The task: The entries that follow need to be printed exactly as they are, minus any pictures.

────────

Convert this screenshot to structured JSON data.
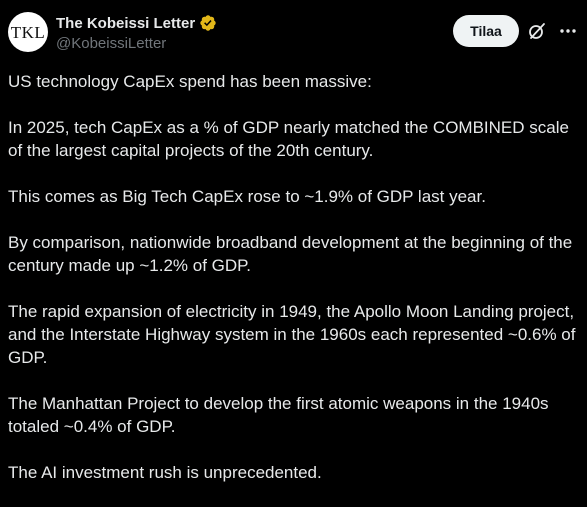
{
  "author": {
    "avatar_text": "TKL",
    "display_name": "The Kobeissi Letter",
    "handle": "@KobeissiLetter",
    "verified_color": "#e2b719"
  },
  "header": {
    "subscribe_label": "Tilaa",
    "icons": [
      "grok-icon",
      "more-icon"
    ]
  },
  "post": {
    "paragraphs": [
      "US technology CapEx spend has been massive:",
      "In 2025, tech CapEx as a % of GDP nearly matched the COMBINED scale of the largest capital projects of the 20th century.",
      "This comes as Big Tech CapEx rose to ~1.9% of GDP last year.",
      "By comparison, nationwide broadband development at the beginning of the century made up ~1.2% of GDP.",
      "The rapid expansion of electricity in 1949, the Apollo Moon Landing project, and the Interstate Highway system in the 1960s each represented ~0.6% of GDP.",
      "The Manhattan Project to develop the first atomic weapons in the 1940s totaled ~0.4% of GDP.",
      "The AI investment rush is unprecedented."
    ]
  },
  "colors": {
    "background": "#000000",
    "text": "#e7e9ea",
    "secondary_text": "#71767b",
    "button_bg": "#eff3f4"
  }
}
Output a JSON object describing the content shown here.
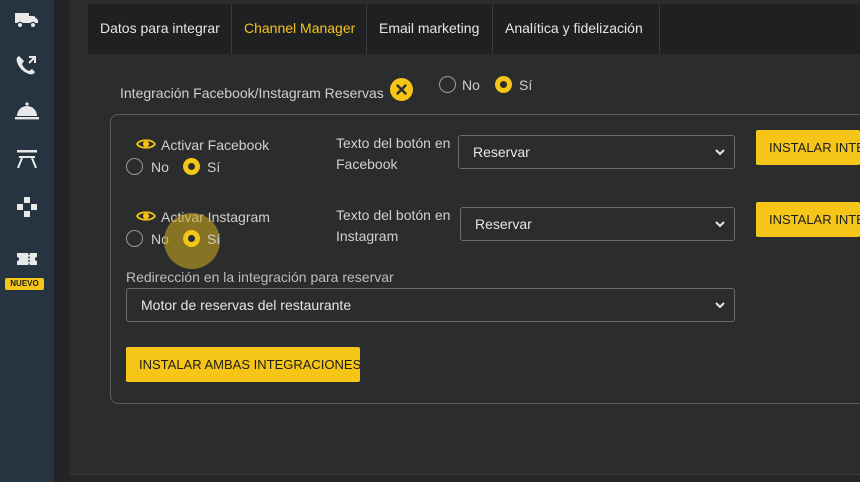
{
  "sidebar": {
    "icons": [
      "truck-icon",
      "phone-icon",
      "cloche-icon",
      "table-icon",
      "gamepad-icon",
      "ticket-icon"
    ],
    "new_badge": "NUEVO"
  },
  "tabs": [
    {
      "label": "Datos para integrar",
      "active": false
    },
    {
      "label": "Channel Manager",
      "active": true
    },
    {
      "label": "Email marketing",
      "active": false
    },
    {
      "label": "Analítica y fidelización",
      "active": false
    }
  ],
  "integration": {
    "label": "Integración Facebook/Instagram Reservas",
    "no_label": "No",
    "yes_label": "Sí",
    "selected": "yes"
  },
  "facebook": {
    "activate_label": "Activar Facebook",
    "no_label": "No",
    "yes_label": "Sí",
    "selected": "yes",
    "button_text_label": "Texto del botón en Facebook",
    "button_text_value": "Reservar",
    "install_label": "INSTALAR INTEGRACIÓN FACEBOOK"
  },
  "instagram": {
    "activate_label": "Activar Instagram",
    "no_label": "No",
    "yes_label": "Sí",
    "selected": "yes",
    "button_text_label": "Texto del botón en Instagram",
    "button_text_value": "Reservar",
    "install_label": "INSTALAR INTEGRACIÓN INSTAGRAM"
  },
  "redirect": {
    "label": "Redirección en la integración para reservar",
    "value": "Motor de reservas del restaurante"
  },
  "install_both_label": "INSTALAR AMBAS INTEGRACIONES",
  "colors": {
    "accent": "#f5c518",
    "sidebar": "#263340",
    "background": "#2b2c2d"
  }
}
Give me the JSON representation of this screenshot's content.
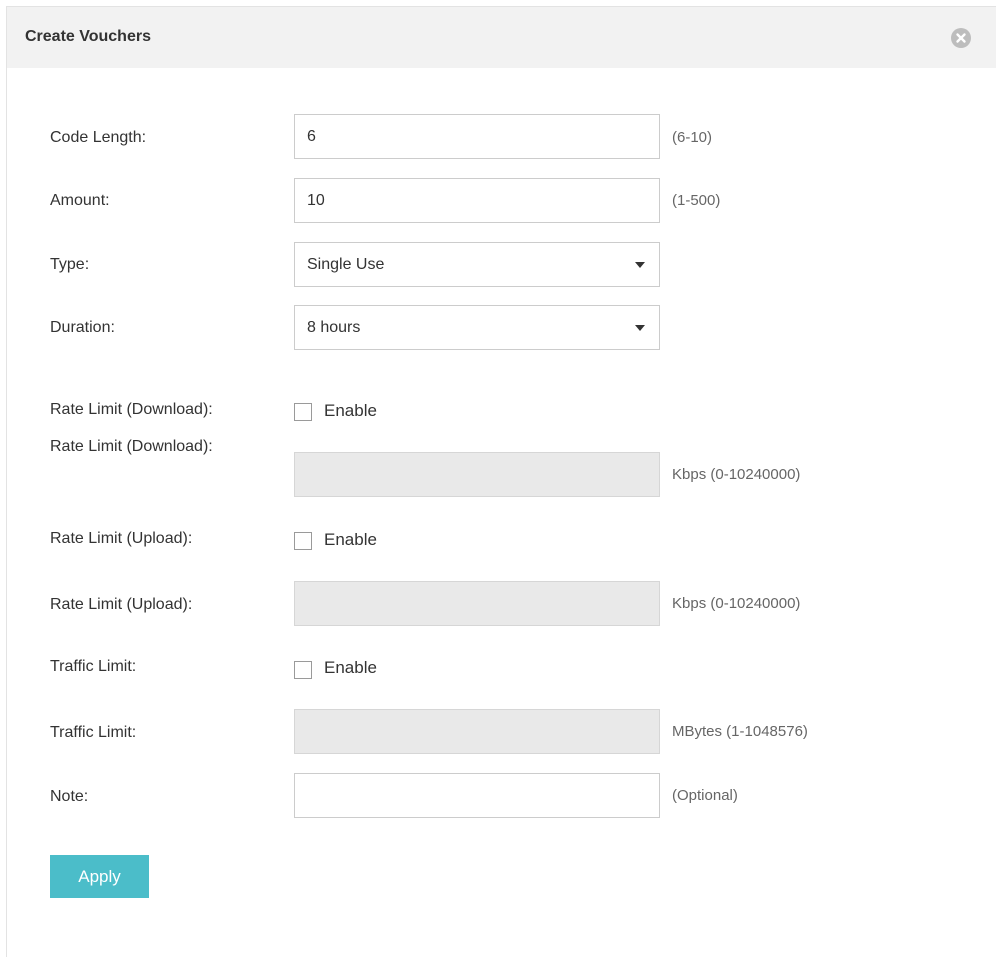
{
  "dialog": {
    "title": "Create Vouchers",
    "close_icon": "close-circle-icon"
  },
  "form": {
    "code_length": {
      "label": "Code Length:",
      "value": "6",
      "hint": "(6-10)"
    },
    "amount": {
      "label": "Amount:",
      "value": "10",
      "hint": "(1-500)"
    },
    "type": {
      "label": "Type:",
      "selected": "Single Use"
    },
    "duration": {
      "label": "Duration:",
      "selected": "8 hours"
    },
    "rate_limit_download_toggle": {
      "label": "Rate Limit (Download):",
      "checkbox_label": "Enable",
      "checked": false
    },
    "rate_limit_download_value": {
      "label": "Rate Limit (Download):",
      "value": "",
      "hint": "Kbps (0-10240000)"
    },
    "rate_limit_upload_toggle": {
      "label": "Rate Limit (Upload):",
      "checkbox_label": "Enable",
      "checked": false
    },
    "rate_limit_upload_value": {
      "label": "Rate Limit (Upload):",
      "value": "",
      "hint": "Kbps (0-10240000)"
    },
    "traffic_limit_toggle": {
      "label": "Traffic Limit:",
      "checkbox_label": "Enable",
      "checked": false
    },
    "traffic_limit_value": {
      "label": "Traffic Limit:",
      "value": "",
      "hint": "MBytes (1-1048576)"
    },
    "note": {
      "label": "Note:",
      "value": "",
      "hint": "(Optional)"
    }
  },
  "actions": {
    "apply_label": "Apply"
  },
  "colors": {
    "accent": "#4bbdc9",
    "header_bg": "#f2f2f2",
    "disabled_input_bg": "#e9e9e9"
  }
}
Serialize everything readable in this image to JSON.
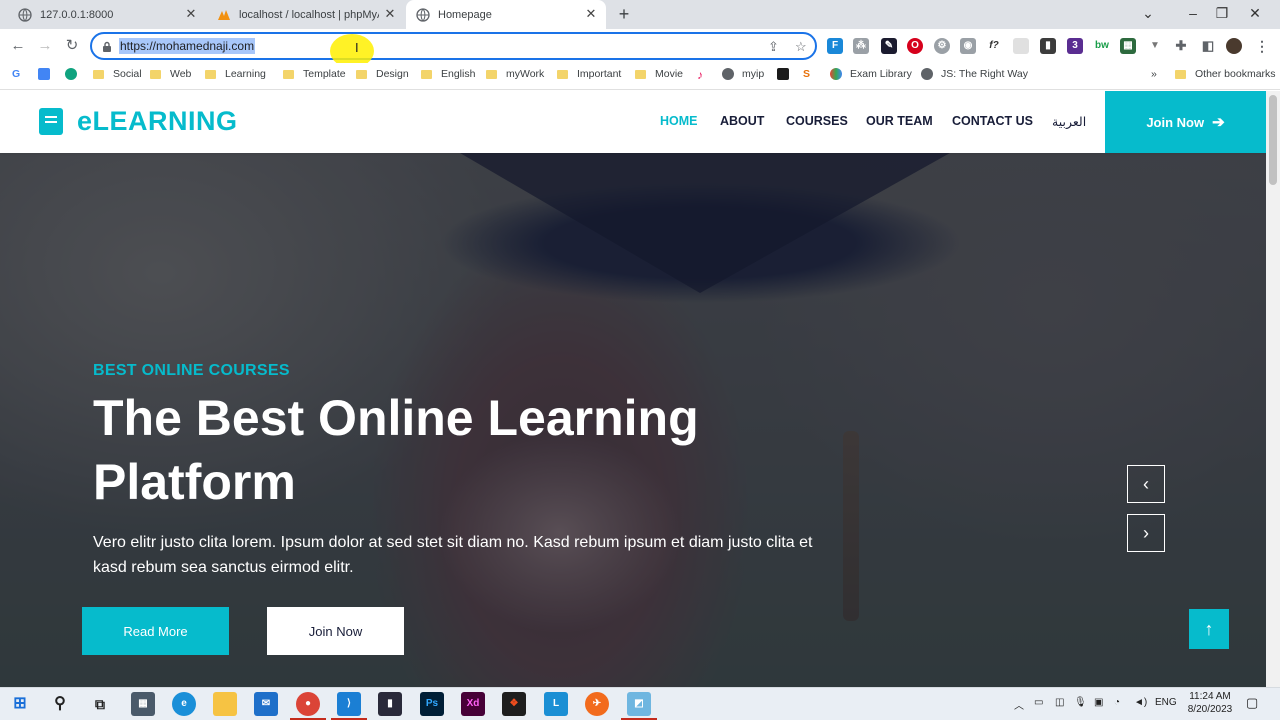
{
  "browser": {
    "tabs": [
      {
        "title": "127.0.0.1:8000",
        "active": false
      },
      {
        "title": "localhost / localhost | phpMyAdmin",
        "active": false
      },
      {
        "title": "Homepage",
        "active": true
      }
    ],
    "new_tab_symbol": "+",
    "window_controls": {
      "minimize": "–",
      "maximize": "❐",
      "close": "✕"
    },
    "chevron": "⌄",
    "url": "https://mohamednaji.com",
    "bookmarks": [
      "Social",
      "Web",
      "Learning",
      "Template",
      "Design",
      "English",
      "myWork",
      "Important",
      "Movie",
      "myip",
      "Exam Library",
      "JS: The Right Way"
    ],
    "more_bookmarks": "»",
    "other_bookmarks": "Other bookmarks"
  },
  "site": {
    "logo": "eLEARNING",
    "menu": [
      "HOME",
      "ABOUT",
      "COURSES",
      "OUR TEAM",
      "CONTACT US",
      "العربية"
    ],
    "nav_join": "Join Now",
    "hero": {
      "subtitle": "BEST ONLINE COURSES",
      "title": "The Best Online Learning Platform",
      "description": "Vero elitr justo clita lorem. Ipsum dolor at sed stet sit diam no. Kasd rebum ipsum et diam justo clita et kasd rebum sea sanctus eirmod elitr.",
      "read_more": "Read More",
      "join_now": "Join Now",
      "prev_symbol": "‹",
      "next_symbol": "›",
      "top_symbol": "↑"
    }
  },
  "taskbar": {
    "language": "ENG",
    "time": "11:24 AM",
    "date": "8/20/2023",
    "extension_badge": "3"
  },
  "colors": {
    "accent": "#06bbcc",
    "dark": "#181d38",
    "omnibox_focus": "#1a73e8"
  }
}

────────

Answer for this exercise:
Convert this screenshot to structured JSON data.
{
  "author": {
    "avatar_text": "TKL",
    "display_name": "The Kobeissi Letter",
    "handle": "@KobeissiLetter",
    "verified_color": "#e2b719"
  },
  "header": {
    "subscribe_label": "Tilaa",
    "icons": [
      "grok-icon",
      "more-icon"
    ]
  },
  "post": {
    "paragraphs": [
      "US technology CapEx spend has been massive:",
      "In 2025, tech CapEx as a % of GDP nearly matched the COMBINED scale of the largest capital projects of the 20th century.",
      "This comes as Big Tech CapEx rose to ~1.9% of GDP last year.",
      "By comparison, nationwide broadband development at the beginning of the century made up ~1.2% of GDP.",
      "The rapid expansion of electricity in 1949, the Apollo Moon Landing project, and the Interstate Highway system in the 1960s each represented ~0.6% of GDP.",
      "The Manhattan Project to develop the first atomic weapons in the 1940s totaled ~0.4% of GDP.",
      "The AI investment rush is unprecedented."
    ]
  },
  "colors": {
    "background": "#000000",
    "text": "#e7e9ea",
    "secondary_text": "#71767b",
    "button_bg": "#eff3f4"
  }
}
Output a JSON object describing the content shown here.
{
  "sidebar": {
    "icons": [
      "truck-icon",
      "phone-icon",
      "cloche-icon",
      "table-icon",
      "gamepad-icon",
      "ticket-icon"
    ],
    "new_badge": "NUEVO"
  },
  "tabs": [
    {
      "label": "Datos para integrar",
      "active": false
    },
    {
      "label": "Channel Manager",
      "active": true
    },
    {
      "label": "Email marketing",
      "active": false
    },
    {
      "label": "Analítica y fidelización",
      "active": false
    }
  ],
  "integration": {
    "label": "Integración Facebook/Instagram Reservas",
    "no_label": "No",
    "yes_label": "Sí",
    "selected": "yes"
  },
  "facebook": {
    "activate_label": "Activar Facebook",
    "no_label": "No",
    "yes_label": "Sí",
    "selected": "yes",
    "button_text_label": "Texto del botón en Facebook",
    "button_text_value": "Reservar",
    "install_label": "INSTALAR INTEGRACIÓN FACEBOOK"
  },
  "instagram": {
    "activate_label": "Activar Instagram",
    "no_label": "No",
    "yes_label": "Sí",
    "selected": "yes",
    "button_text_label": "Texto del botón en Instagram",
    "button_text_value": "Reservar",
    "install_label": "INSTALAR INTEGRACIÓN INSTAGRAM"
  },
  "redirect": {
    "label": "Redirección en la integración para reservar",
    "value": "Motor de reservas del restaurante"
  },
  "install_both_label": "INSTALAR AMBAS INTEGRACIONES",
  "colors": {
    "accent": "#f5c518",
    "sidebar": "#263340",
    "background": "#2b2c2d"
  }
}
Give me the JSON representation of this screenshot's content.
{
  "dialog": {
    "title": "Create Vouchers",
    "close_icon": "close-circle-icon"
  },
  "form": {
    "code_length": {
      "label": "Code Length:",
      "value": "6",
      "hint": "(6-10)"
    },
    "amount": {
      "label": "Amount:",
      "value": "10",
      "hint": "(1-500)"
    },
    "type": {
      "label": "Type:",
      "selected": "Single Use"
    },
    "duration": {
      "label": "Duration:",
      "selected": "8 hours"
    },
    "rate_limit_download_toggle": {
      "label": "Rate Limit (Download):",
      "checkbox_label": "Enable",
      "checked": false
    },
    "rate_limit_download_value": {
      "label": "Rate Limit (Download):",
      "value": "",
      "hint": "Kbps (0-10240000)"
    },
    "rate_limit_upload_toggle": {
      "label": "Rate Limit (Upload):",
      "checkbox_label": "Enable",
      "checked": false
    },
    "rate_limit_upload_value": {
      "label": "Rate Limit (Upload):",
      "value": "",
      "hint": "Kbps (0-10240000)"
    },
    "traffic_limit_toggle": {
      "label": "Traffic Limit:",
      "checkbox_label": "Enable",
      "checked": false
    },
    "traffic_limit_value": {
      "label": "Traffic Limit:",
      "value": "",
      "hint": "MBytes (1-1048576)"
    },
    "note": {
      "label": "Note:",
      "value": "",
      "hint": "(Optional)"
    }
  },
  "actions": {
    "apply_label": "Apply"
  },
  "colors": {
    "accent": "#4bbdc9",
    "header_bg": "#f2f2f2",
    "disabled_input_bg": "#e9e9e9"
  }
}
Serialize everything readable in this image to JSON.
{
  "browser": {
    "tabs": [
      {
        "title": "127.0.0.1:8000",
        "active": false
      },
      {
        "title": "localhost / localhost | phpMyAdmin",
        "active": false
      },
      {
        "title": "Homepage",
        "active": true
      }
    ],
    "new_tab_symbol": "+",
    "window_controls": {
      "minimize": "–",
      "maximize": "❐",
      "close": "✕"
    },
    "chevron": "⌄",
    "url": "https://mohamednaji.com",
    "bookmarks": [
      "Social",
      "Web",
      "Learning",
      "Template",
      "Design",
      "English",
      "myWork",
      "Important",
      "Movie",
      "myip",
      "Exam Library",
      "JS: The Right Way"
    ],
    "more_bookmarks": "»",
    "other_bookmarks": "Other bookmarks"
  },
  "site": {
    "logo": "eLEARNING",
    "menu": [
      "HOME",
      "ABOUT",
      "COURSES",
      "OUR TEAM",
      "CONTACT US",
      "العربية"
    ],
    "nav_join": "Join Now",
    "hero": {
      "subtitle": "BEST ONLINE COURSES",
      "title": "The Best Online Learning Platform",
      "description": "Vero elitr justo clita lorem. Ipsum dolor at sed stet sit diam no. Kasd rebum ipsum et diam justo clita et kasd rebum sea sanctus eirmod elitr.",
      "read_more": "Read More",
      "join_now": "Join Now",
      "prev_symbol": "‹",
      "next_symbol": "›",
      "top_symbol": "↑"
    }
  },
  "taskbar": {
    "language": "ENG",
    "time": "11:24 AM",
    "date": "8/20/2023",
    "extension_badge": "3"
  },
  "colors": {
    "accent": "#06bbcc",
    "dark": "#181d38",
    "omnibox_focus": "#1a73e8"
  }
}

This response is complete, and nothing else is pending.